_Work required:_ Line filter on the word "OGOLE": copy each matching line from the entries.

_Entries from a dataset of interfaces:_
BEGIN

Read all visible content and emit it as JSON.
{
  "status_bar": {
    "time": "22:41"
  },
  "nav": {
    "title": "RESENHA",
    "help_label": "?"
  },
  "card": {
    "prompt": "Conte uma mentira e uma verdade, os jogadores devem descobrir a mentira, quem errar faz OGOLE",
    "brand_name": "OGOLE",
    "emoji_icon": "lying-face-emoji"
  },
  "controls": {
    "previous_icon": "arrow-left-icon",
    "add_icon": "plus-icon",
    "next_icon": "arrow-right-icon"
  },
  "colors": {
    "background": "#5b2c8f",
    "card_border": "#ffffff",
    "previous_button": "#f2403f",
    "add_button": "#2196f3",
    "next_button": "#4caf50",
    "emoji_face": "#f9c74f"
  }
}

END

_Solution for this task:_
    "prompt": "Conte uma mentira e uma verdade, os jogadores devem descobrir a mentira, quem errar faz OGOLE",
    "brand_name": "OGOLE",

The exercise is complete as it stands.